- [Required action] Set down all of the entries word for word, omitting the images they contain.
*** Stored data ***
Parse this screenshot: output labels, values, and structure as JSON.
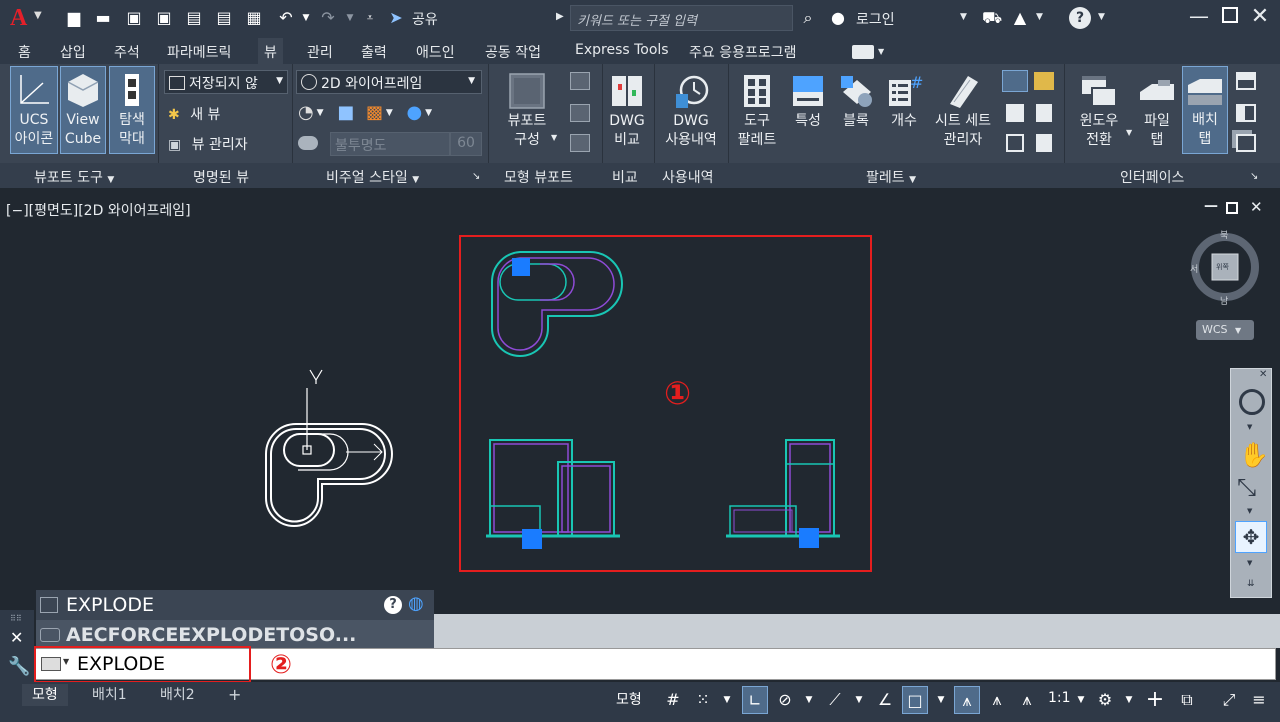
{
  "title_bar": {
    "share_label": "공유",
    "search_placeholder": "키워드 또는 구절 입력",
    "login_label": "로그인"
  },
  "menu_tabs": [
    "홈",
    "삽입",
    "주석",
    "파라메트릭",
    "뷰",
    "관리",
    "출력",
    "애드인",
    "공동 작업",
    "Express Tools",
    "주요 응용프로그램"
  ],
  "active_tab": "뷰",
  "ribbon": {
    "ucs_icon": "UCS\n아이콘",
    "ucs_icon_l1": "UCS",
    "ucs_icon_l2": "아이콘",
    "viewcube_l1": "View",
    "viewcube_l2": "Cube",
    "navbar_l1": "탐색",
    "navbar_l2": "막대",
    "unsaved_view": "저장되지 않",
    "new_view": "새 뷰",
    "view_manager": "뷰 관리자",
    "visual_style": "2D 와이어프레임",
    "opacity_label": "불투명도",
    "opacity_value": "60",
    "viewport_config_l1": "뷰포트",
    "viewport_config_l2": "구성",
    "dwg_compare_l1": "DWG",
    "dwg_compare_l2": "비교",
    "dwg_history_l1": "DWG",
    "dwg_history_l2": "사용내역",
    "tool_palette_l1": "도구",
    "tool_palette_l2": "팔레트",
    "properties": "특성",
    "block": "블록",
    "count": "개수",
    "sheet_set_l1": "시트 세트",
    "sheet_set_l2": "관리자",
    "switch_window_l1": "윈도우",
    "switch_window_l2": "전환",
    "file_tab_l1": "파일",
    "file_tab_l2": "탭",
    "layout_tab_l1": "배치",
    "layout_tab_l2": "탭"
  },
  "panel_labels": {
    "viewport_tools": "뷰포트 도구",
    "named_views": "명명된 뷰",
    "visual_styles": "비주얼 스타일",
    "model_viewports": "모형 뷰포트",
    "compare": "비교",
    "history": "사용내역",
    "palettes": "팔레트",
    "interface": "인터페이스"
  },
  "viewport_label": "[−][평면도][2D 와이어프레임]",
  "viewcube": {
    "north": "북",
    "south": "남",
    "west": "서",
    "top": "위쪽",
    "wcs": "WCS"
  },
  "ucs_y_label": "Y",
  "annotations": {
    "marker1": "①",
    "marker2": "②"
  },
  "command": {
    "history_1": "EXPLODE",
    "history_2": "AECFORCEEXPLODETOSO...",
    "input_value": "EXPLODE"
  },
  "layout_tabs": [
    "모형",
    "배치1",
    "배치2"
  ],
  "active_layout": "모형",
  "status": {
    "model_label": "모형",
    "scale": "1:1"
  },
  "colors": {
    "annotation_red": "#e41e1e",
    "grip_blue": "#1a7cff",
    "highlight_cyan": "#19c6b4",
    "highlight_purple": "#8e4bd6"
  }
}
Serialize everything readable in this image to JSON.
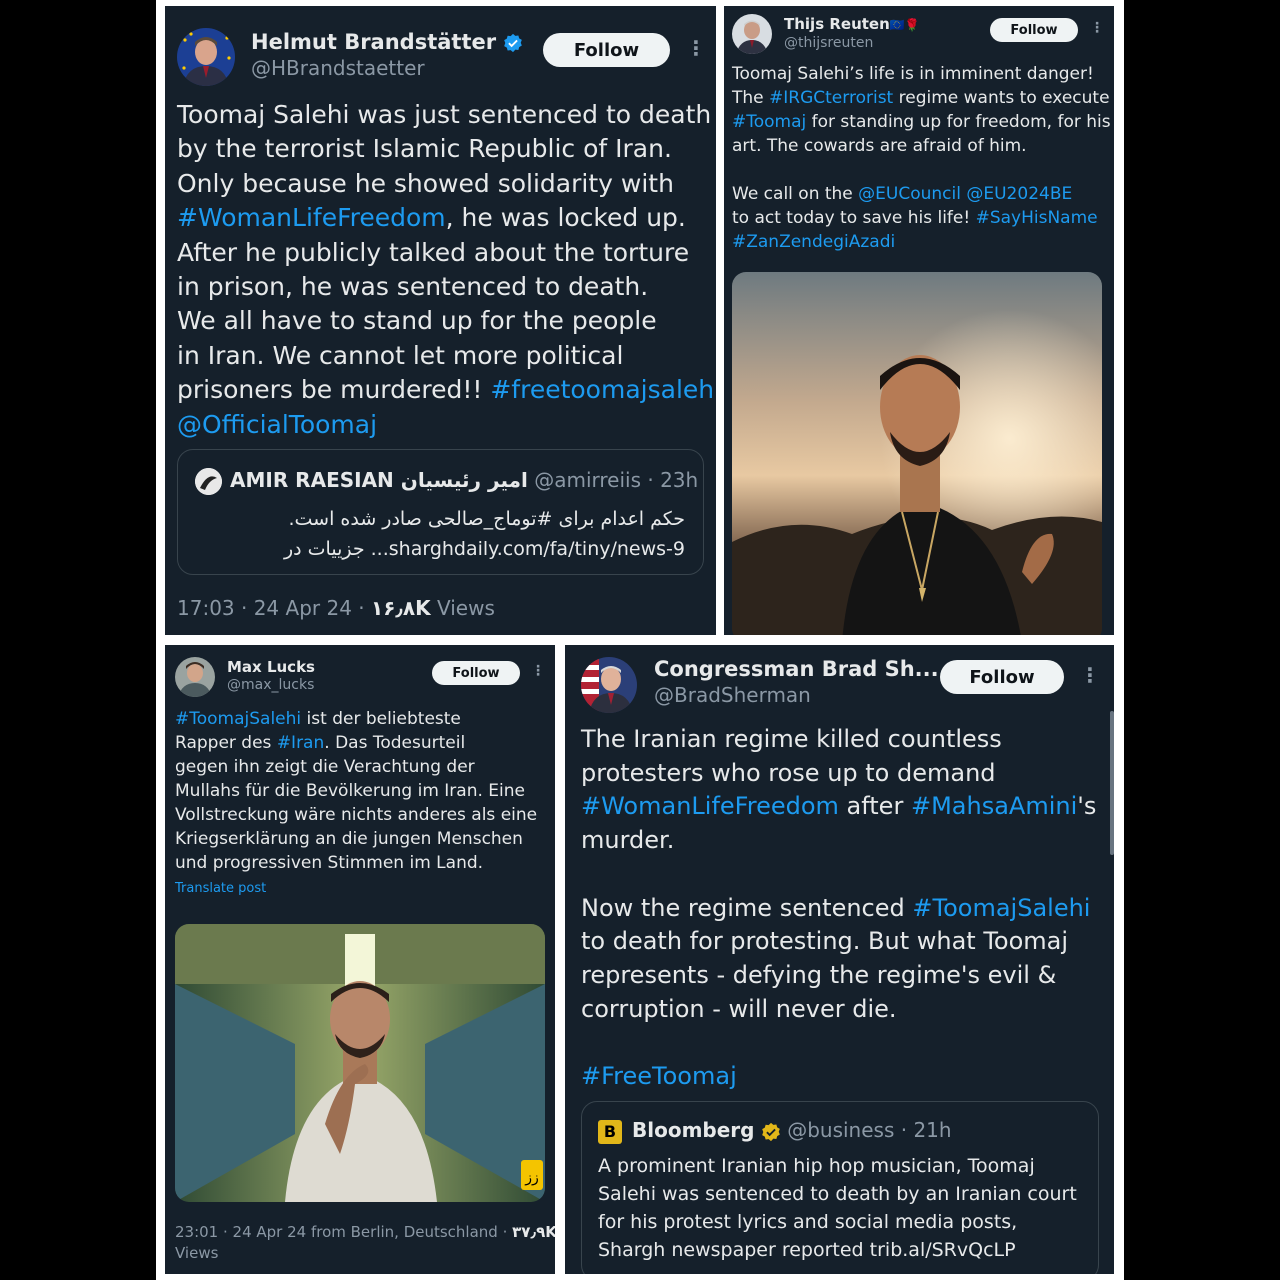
{
  "colors": {
    "background": "#15202b",
    "text": "#e7e9ea",
    "muted": "#8b98a5",
    "link": "#1d9bf0",
    "verified_blue": "#1d9bf0",
    "verified_gray": "#829aab",
    "verified_gold": "#e2b719"
  },
  "tweet1": {
    "name": "Helmut Brandstätter",
    "handle": "@HBrandstaetter",
    "follow_label": "Follow",
    "more": "⋮",
    "text_lines": [
      "Toomaj Salehi was just sentenced to death",
      "by the terrorist Islamic Republic of Iran.",
      "Only because he showed solidarity with",
      "#WomanLifeFreedom",
      ", he was locked up.",
      "After he publicly talked about the torture",
      "in prison, he was sentenced to death.",
      "We all have to stand up for the people",
      "in Iran. We cannot let more political",
      "prisoners be murdered!! ",
      "#freetoomajsalehi",
      "@OfficialToomaj"
    ],
    "quote": {
      "name": "AMIR RAESIAN امیر رئیسیان",
      "handle": "@amirreiis · 23h",
      "line1": "حکم اعدام برای #توماج_صالحی صادر شده است.",
      "line2": "جزییات در ...sharghdaily.com/fa/tiny/news-9"
    },
    "timestamp": "17:03 · 24 Apr 24 · ",
    "views_count": "۱۶٫۸K",
    "views_label": " Views"
  },
  "tweet2": {
    "name": "Thijs Reuten",
    "name_emoji": "🇪🇺🌹",
    "handle": "@thijsreuten",
    "follow_label": "Follow",
    "more": "⋮",
    "p1": [
      "Toomaj Salehi’s life is in imminent danger!",
      "The ",
      "#IRGCterrorist",
      " regime wants to execute",
      "#Toomaj",
      " for standing up for freedom, for his",
      "art. The cowards are afraid of him."
    ],
    "p2": [
      "We call on the ",
      "@EUCouncil",
      " ",
      "@EU2024BE",
      "to act today to save his life! ",
      "#SayHisName",
      "#ZanZendegiAzadi"
    ]
  },
  "tweet3": {
    "name": "Max Lucks",
    "handle": "@max_lucks",
    "follow_label": "Follow",
    "more": "⋮",
    "lines": [
      "#ToomajSalehi",
      " ist der beliebteste",
      "Rapper des ",
      "#Iran",
      ". Das Todesurteil",
      "gegen ihn zeigt die Verachtung der",
      "Mullahs für die Bevölkerung im Iran. Eine",
      "Vollstreckung wäre nichts anderes als eine",
      "Kriegserklärung an die jungen Menschen",
      "und progressiven Stimmen im Land."
    ],
    "translate": "Translate post",
    "watermark": "زز",
    "timestamp": "23:01 · 24 Apr 24 from Berlin, Deutschland · ",
    "views_count": "۳۷٫۹K",
    "views_label": "Views"
  },
  "tweet4": {
    "name": "Congressman Brad Sh...",
    "handle": "@BradSherman",
    "follow_label": "Follow",
    "more": "⋮",
    "p1": [
      "The Iranian regime killed countless",
      "protesters who rose up to demand",
      "#WomanLifeFreedom",
      " after ",
      "#MahsaAmini",
      "'s",
      "murder."
    ],
    "p2": [
      "Now the regime sentenced ",
      "#ToomajSalehi",
      "to death for protesting. But what Toomaj",
      "represents - defying the regime's evil &",
      "corruption - will never die."
    ],
    "p3": "#FreeToomaj",
    "quote": {
      "logo": "B",
      "name": "Bloomberg",
      "handle": "@business · 21h",
      "lines": [
        "A prominent Iranian hip hop musician, Toomaj",
        "Salehi was sentenced to death by an Iranian court",
        "for his protest lyrics and social media posts,",
        "Shargh newspaper reported trib.al/SRvQcLP"
      ]
    }
  }
}
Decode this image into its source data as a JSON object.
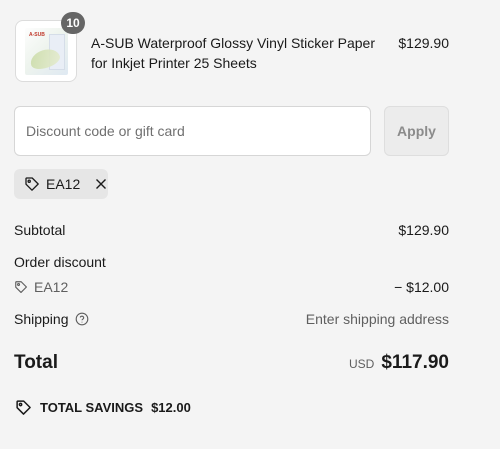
{
  "product": {
    "quantity": "10",
    "title": "A-SUB Waterproof Glossy Vinyl Sticker Paper for Inkjet Printer 25 Sheets",
    "price": "$129.90",
    "thumb_logo": "A-SUB"
  },
  "discount": {
    "placeholder": "Discount code or gift card",
    "value": "",
    "apply_label": "Apply",
    "applied_code": "EA12"
  },
  "summary": {
    "subtotal_label": "Subtotal",
    "subtotal_value": "$129.90",
    "order_discount_label": "Order discount",
    "discount_code": "EA12",
    "discount_value": "− $12.00",
    "shipping_label": "Shipping",
    "shipping_value": "Enter shipping address",
    "total_label": "Total",
    "currency": "USD",
    "total_value": "$117.90",
    "savings_label": "TOTAL SAVINGS",
    "savings_value": "$12.00"
  },
  "icons": {
    "tag": "tag-icon",
    "close": "close-icon",
    "help": "question-circle-icon"
  }
}
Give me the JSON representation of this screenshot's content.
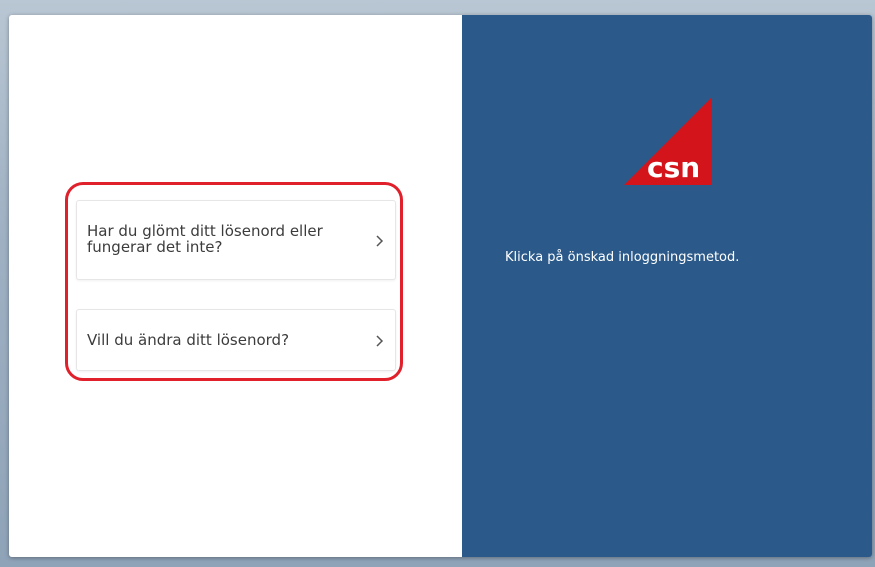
{
  "left_panel": {
    "options": [
      {
        "label": "Har du glömt ditt lösenord eller fungerar det inte?"
      },
      {
        "label": "Vill du ändra ditt lösenord?"
      }
    ]
  },
  "right_panel": {
    "logo_text": "csn",
    "instruction": "Klicka på önskad inloggningsmetod."
  },
  "colors": {
    "panel_blue": "#2b5a8a",
    "logo_red": "#d3141b",
    "highlight_red": "#e0202a"
  },
  "icons": {
    "chevron": "chevron-right-icon"
  }
}
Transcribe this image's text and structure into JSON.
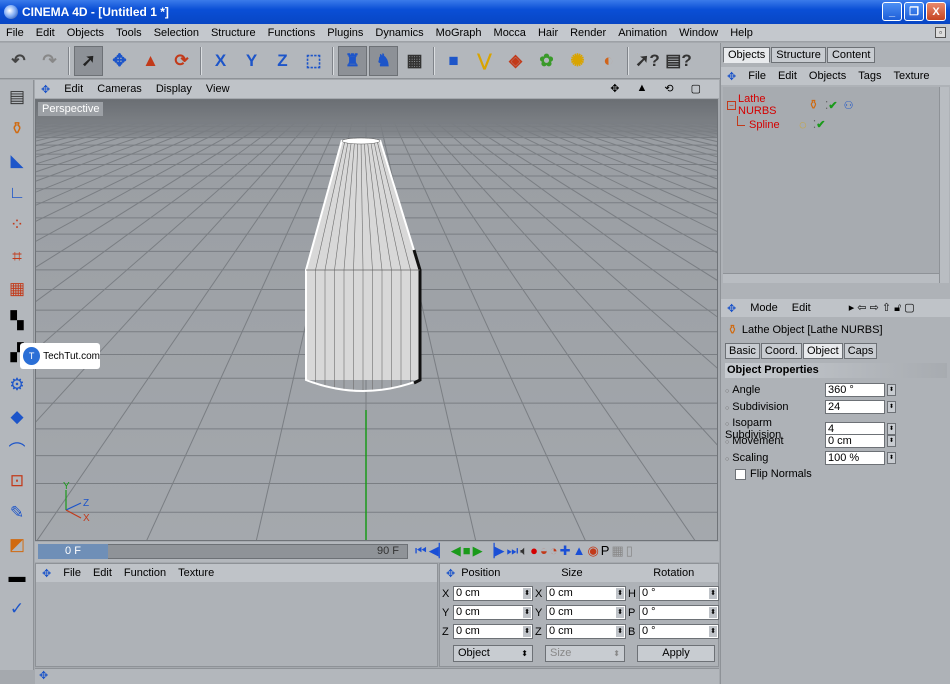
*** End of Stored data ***
- [Output of the exercise]
Parse this screenshot: output labels, values, and structure as JSON.
{
  "title_bar": {
    "share_label": "공유",
    "search_placeholder": "키워드 또는 구절 입력",
    "login_label": "로그인"
  },
  "menu_tabs": [
    "홈",
    "삽입",
    "주석",
    "파라메트릭",
    "뷰",
    "관리",
    "출력",
    "애드인",
    "공동 작업",
    "Express Tools",
    "주요 응용프로그램"
  ],
  "active_tab": "뷰",
  "ribbon": {
    "ucs_icon": "UCS\n아이콘",
    "ucs_icon_l1": "UCS",
    "ucs_icon_l2": "아이콘",
    "viewcube_l1": "View",
    "viewcube_l2": "Cube",
    "navbar_l1": "탐색",
    "navbar_l2": "막대",
    "unsaved_view": "저장되지 않",
    "new_view": "새 뷰",
    "view_manager": "뷰 관리자",
    "visual_style": "2D 와이어프레임",
    "opacity_label": "불투명도",
    "opacity_value": "60",
    "viewport_config_l1": "뷰포트",
    "viewport_config_l2": "구성",
    "dwg_compare_l1": "DWG",
    "dwg_compare_l2": "비교",
    "dwg_history_l1": "DWG",
    "dwg_history_l2": "사용내역",
    "tool_palette_l1": "도구",
    "tool_palette_l2": "팔레트",
    "properties": "특성",
    "block": "블록",
    "count": "개수",
    "sheet_set_l1": "시트 세트",
    "sheet_set_l2": "관리자",
    "switch_window_l1": "윈도우",
    "switch_window_l2": "전환",
    "file_tab_l1": "파일",
    "file_tab_l2": "탭",
    "layout_tab_l1": "배치",
    "layout_tab_l2": "탭"
  },
  "panel_labels": {
    "viewport_tools": "뷰포트 도구",
    "named_views": "명명된 뷰",
    "visual_styles": "비주얼 스타일",
    "model_viewports": "모형 뷰포트",
    "compare": "비교",
    "history": "사용내역",
    "palettes": "팔레트",
    "interface": "인터페이스"
  },
  "viewport_label": "[−][평면도][2D 와이어프레임]",
  "viewcube": {
    "north": "북",
    "south": "남",
    "west": "서",
    "top": "위쪽",
    "wcs": "WCS"
  },
  "ucs_y_label": "Y",
  "annotations": {
    "marker1": "①",
    "marker2": "②"
  },
  "command": {
    "history_1": "EXPLODE",
    "history_2": "AECFORCEEXPLODETOSO...",
    "input_value": "EXPLODE"
  },
  "layout_tabs": [
    "모형",
    "배치1",
    "배치2"
  ],
  "active_layout": "모형",
  "status": {
    "model_label": "모형",
    "scale": "1:1"
  },
  "colors": {
    "annotation_red": "#e41e1e",
    "grip_blue": "#1a7cff",
    "highlight_cyan": "#19c6b4",
    "highlight_purple": "#8e4bd6"
  }
}
Serialize everything readable in this image to JSON.
{
  "colors": {
    "background": "#15202b",
    "text": "#e7e9ea",
    "muted": "#8b98a5",
    "link": "#1d9bf0",
    "verified_blue": "#1d9bf0",
    "verified_gray": "#829aab",
    "verified_gold": "#e2b719"
  },
  "tweet1": {
    "name": "Helmut Brandstätter",
    "handle": "@HBrandstaetter",
    "follow_label": "Follow",
    "more": "⋮",
    "text_lines": [
      "Toomaj Salehi was just sentenced to death",
      "by the terrorist Islamic Republic of Iran.",
      "Only because he showed solidarity with",
      "#WomanLifeFreedom",
      ", he was locked up.",
      "After he publicly talked about the torture",
      "in prison, he was sentenced to death.",
      "We all have to stand up for the people",
      "in Iran. We cannot let more political",
      "prisoners be murdered!! ",
      "#freetoomajsalehi",
      "@OfficialToomaj"
    ],
    "quote": {
      "name": "AMIR RAESIAN امیر رئیسیان",
      "handle": "@amirreiis · 23h",
      "line1": "حکم اعدام برای #توماج_صالحی صادر شده است.",
      "line2": "جزییات در ...sharghdaily.com/fa/tiny/news-9"
    },
    "timestamp": "17:03 · 24 Apr 24 · ",
    "views_count": "۱۶٫۸K",
    "views_label": " Views"
  },
  "tweet2": {
    "name": "Thijs Reuten",
    "name_emoji": "🇪🇺🌹",
    "handle": "@thijsreuten",
    "follow_label": "Follow",
    "more": "⋮",
    "p1": [
      "Toomaj Salehi’s life is in imminent danger!",
      "The ",
      "#IRGCterrorist",
      " regime wants to execute",
      "#Toomaj",
      " for standing up for freedom, for his",
      "art. The cowards are afraid of him."
    ],
    "p2": [
      "We call on the ",
      "@EUCouncil",
      " ",
      "@EU2024BE",
      "to act today to save his life! ",
      "#SayHisName",
      "#ZanZendegiAzadi"
    ]
  },
  "tweet3": {
    "name": "Max Lucks",
    "handle": "@max_lucks",
    "follow_label": "Follow",
    "more": "⋮",
    "lines": [
      "#ToomajSalehi",
      " ist der beliebteste",
      "Rapper des ",
      "#Iran",
      ". Das Todesurteil",
      "gegen ihn zeigt die Verachtung der",
      "Mullahs für die Bevölkerung im Iran. Eine",
      "Vollstreckung wäre nichts anderes als eine",
      "Kriegserklärung an die jungen Menschen",
      "und progressiven Stimmen im Land."
    ],
    "translate": "Translate post",
    "watermark": "زز",
    "timestamp": "23:01 · 24 Apr 24 from Berlin, Deutschland · ",
    "views_count": "۳۷٫۹K",
    "views_label": "Views"
  },
  "tweet4": {
    "name": "Congressman Brad Sh...",
    "handle": "@BradSherman",
    "follow_label": "Follow",
    "more": "⋮",
    "p1": [
      "The Iranian regime killed countless",
      "protesters who rose up to demand",
      "#WomanLifeFreedom",
      " after ",
      "#MahsaAmini",
      "'s",
      "murder."
    ],
    "p2": [
      "Now the regime sentenced ",
      "#ToomajSalehi",
      "to death for protesting. But what Toomaj",
      "represents - defying the regime's evil &",
      "corruption - will never die."
    ],
    "p3": "#FreeToomaj",
    "quote": {
      "logo": "B",
      "name": "Bloomberg",
      "handle": "@business · 21h",
      "lines": [
        "A prominent Iranian hip hop musician, Toomaj",
        "Salehi was sentenced to death by an Iranian court",
        "for his protest lyrics and social media posts,",
        "Shargh newspaper reported trib.al/SRvQcLP"
      ]
    }
  }
}
Decode this image into its source data as a JSON object.
{
  "product": {
    "quantity": "10",
    "title": "A-SUB Waterproof Glossy Vinyl Sticker Paper for Inkjet Printer 25 Sheets",
    "price": "$129.90",
    "thumb_logo": "A-SUB"
  },
  "discount": {
    "placeholder": "Discount code or gift card",
    "value": "",
    "apply_label": "Apply",
    "applied_code": "EA12"
  },
  "summary": {
    "subtotal_label": "Subtotal",
    "subtotal_value": "$129.90",
    "order_discount_label": "Order discount",
    "discount_code": "EA12",
    "discount_value": "− $12.00",
    "shipping_label": "Shipping",
    "shipping_value": "Enter shipping address",
    "total_label": "Total",
    "currency": "USD",
    "total_value": "$117.90",
    "savings_label": "TOTAL SAVINGS",
    "savings_value": "$12.00"
  },
  "icons": {
    "tag": "tag-icon",
    "close": "close-icon",
    "help": "question-circle-icon"
  }
}
Give me the JSON representation of this screenshot's content.
{
  "left_panel": {
    "options": [
      {
        "label": "Har du glömt ditt lösenord eller fungerar det inte?"
      },
      {
        "label": "Vill du ändra ditt lösenord?"
      }
    ]
  },
  "right_panel": {
    "logo_text": "csn",
    "instruction": "Klicka på önskad inloggningsmetod."
  },
  "colors": {
    "panel_blue": "#2b5a8a",
    "logo_red": "#d3141b",
    "highlight_red": "#e0202a"
  },
  "icons": {
    "chevron": "chevron-right-icon"
  }
}
Transcribe this image's text and structure into JSON.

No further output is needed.